*Exercise brief*
Restate the following records word for word without images.

Website and app data records
★ ★ ★ ★ ★ ★ ★

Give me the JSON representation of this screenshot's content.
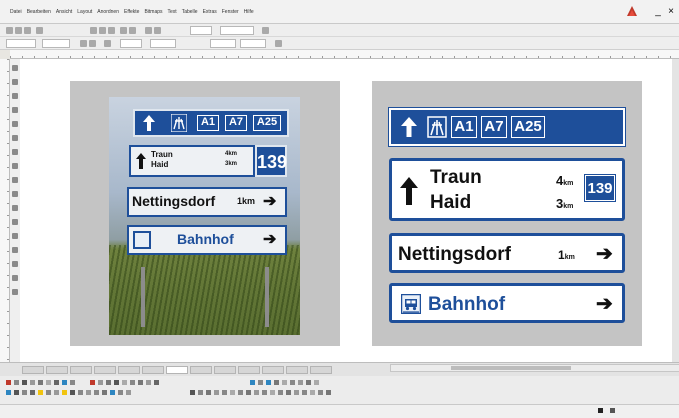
{
  "window": {
    "menu": [
      "Datei",
      "Bearbeiten",
      "Ansicht",
      "Layout",
      "Anordnen",
      "Effekte",
      "Bitmaps",
      "Text",
      "Tabelle",
      "Extras",
      "Fenster",
      "Hilfe"
    ],
    "minimize_glyph": "_",
    "close_glyph": "×"
  },
  "photo": {
    "motorway_boxes": [
      "A1",
      "A7",
      "A25"
    ],
    "direction": {
      "places": [
        "Traun",
        "Haid"
      ],
      "distances": [
        "4km",
        "3km"
      ],
      "route": "139"
    },
    "nettingsdorf": {
      "place": "Nettingsdorf",
      "distance": "1km",
      "arrow": "➔"
    },
    "bahnhof": {
      "place": "Bahnhof",
      "arrow": "➔"
    }
  },
  "sign": {
    "motorway_boxes": [
      "A1",
      "A7",
      "A25"
    ],
    "up_arrow": "🡅",
    "direction": {
      "places": [
        "Traun",
        "Haid"
      ],
      "distances": [
        "4",
        "3"
      ],
      "km_unit": "km",
      "route": "139",
      "arrow": "🡅"
    },
    "nettingsdorf": {
      "place": "Nettingsdorf",
      "distance": "1",
      "km_unit": "km",
      "arrow": "➔"
    },
    "bahnhof": {
      "place": "Bahnhof",
      "arrow": "➔"
    }
  },
  "colors": {
    "sign_blue": "#1e4f9a",
    "panel_grey": "#c4c4c4",
    "canvas_white": "#ffffff"
  },
  "icons": [
    "motorway-icon",
    "bus-icon",
    "arrow-up-icon",
    "arrow-right-icon",
    "logo-icon"
  ]
}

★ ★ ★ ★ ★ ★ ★

*Answer for this exercise*
Give me the JSON representation of this screenshot's content.
{
  "window": {
    "menu": [
      "Datei",
      "Bearbeiten",
      "Ansicht",
      "Layout",
      "Anordnen",
      "Effekte",
      "Bitmaps",
      "Text",
      "Tabelle",
      "Extras",
      "Fenster",
      "Hilfe"
    ],
    "minimize_glyph": "_",
    "close_glyph": "×"
  },
  "photo": {
    "motorway_boxes": [
      "A1",
      "A7",
      "A25"
    ],
    "direction": {
      "places": [
        "Traun",
        "Haid"
      ],
      "distances": [
        "4km",
        "3km"
      ],
      "route": "139"
    },
    "nettingsdorf": {
      "place": "Nettingsdorf",
      "distance": "1km",
      "arrow": "➔"
    },
    "bahnhof": {
      "place": "Bahnhof",
      "arrow": "➔"
    }
  },
  "sign": {
    "motorway_boxes": [
      "A1",
      "A7",
      "A25"
    ],
    "up_arrow": "🡅",
    "direction": {
      "places": [
        "Traun",
        "Haid"
      ],
      "distances": [
        "4",
        "3"
      ],
      "km_unit": "km",
      "route": "139",
      "arrow": "🡅"
    },
    "nettingsdorf": {
      "place": "Nettingsdorf",
      "distance": "1",
      "km_unit": "km",
      "arrow": "➔"
    },
    "bahnhof": {
      "place": "Bahnhof",
      "arrow": "➔"
    }
  },
  "colors": {
    "sign_blue": "#1e4f9a",
    "panel_grey": "#c4c4c4",
    "canvas_white": "#ffffff"
  },
  "icons": [
    "motorway-icon",
    "bus-icon",
    "arrow-up-icon",
    "arrow-right-icon",
    "logo-icon"
  ]
}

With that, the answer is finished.